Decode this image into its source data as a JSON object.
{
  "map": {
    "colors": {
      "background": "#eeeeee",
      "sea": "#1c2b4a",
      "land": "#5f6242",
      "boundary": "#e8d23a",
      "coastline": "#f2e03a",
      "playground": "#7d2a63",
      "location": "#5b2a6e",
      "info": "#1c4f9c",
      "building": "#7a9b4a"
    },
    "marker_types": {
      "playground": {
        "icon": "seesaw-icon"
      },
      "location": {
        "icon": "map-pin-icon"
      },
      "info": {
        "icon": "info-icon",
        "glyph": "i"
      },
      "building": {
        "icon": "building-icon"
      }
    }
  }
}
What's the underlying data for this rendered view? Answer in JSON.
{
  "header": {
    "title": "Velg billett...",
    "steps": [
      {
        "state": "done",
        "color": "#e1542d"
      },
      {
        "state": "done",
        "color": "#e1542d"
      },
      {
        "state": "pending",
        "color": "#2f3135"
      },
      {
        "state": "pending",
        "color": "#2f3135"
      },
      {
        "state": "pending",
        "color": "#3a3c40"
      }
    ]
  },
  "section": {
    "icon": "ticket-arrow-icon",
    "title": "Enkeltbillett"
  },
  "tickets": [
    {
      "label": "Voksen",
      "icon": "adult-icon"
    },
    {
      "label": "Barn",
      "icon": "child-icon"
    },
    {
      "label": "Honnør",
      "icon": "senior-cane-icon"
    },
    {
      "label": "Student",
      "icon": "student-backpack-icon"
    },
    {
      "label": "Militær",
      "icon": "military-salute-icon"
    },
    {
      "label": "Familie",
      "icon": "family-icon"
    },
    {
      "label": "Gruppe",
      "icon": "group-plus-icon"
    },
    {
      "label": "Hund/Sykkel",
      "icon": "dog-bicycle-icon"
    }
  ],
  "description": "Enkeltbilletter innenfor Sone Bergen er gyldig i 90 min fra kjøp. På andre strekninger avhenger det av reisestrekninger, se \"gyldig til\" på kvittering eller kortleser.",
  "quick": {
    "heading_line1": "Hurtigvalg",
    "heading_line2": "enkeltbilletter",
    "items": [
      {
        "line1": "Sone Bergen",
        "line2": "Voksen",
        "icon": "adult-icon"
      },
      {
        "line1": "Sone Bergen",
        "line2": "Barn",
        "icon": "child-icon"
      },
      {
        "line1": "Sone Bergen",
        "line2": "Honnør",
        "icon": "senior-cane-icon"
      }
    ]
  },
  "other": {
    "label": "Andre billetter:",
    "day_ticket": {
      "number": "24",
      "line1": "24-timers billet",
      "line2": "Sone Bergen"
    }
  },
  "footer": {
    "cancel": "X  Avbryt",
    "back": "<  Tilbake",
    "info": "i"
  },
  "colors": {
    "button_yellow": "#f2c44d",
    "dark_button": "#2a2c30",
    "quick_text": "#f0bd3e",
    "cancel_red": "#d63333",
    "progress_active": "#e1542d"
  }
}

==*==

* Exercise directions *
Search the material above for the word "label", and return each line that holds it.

* Result of the exercise *
      "label": "Voksen",
      "label": "Barn",
      "label": "Honnør",
      "label": "Student",
      "label": "Militær",
      "label": "Familie",
      "label": "Gruppe",
      "label": "Hund/Sykkel",
    "label": "Andre billetter:",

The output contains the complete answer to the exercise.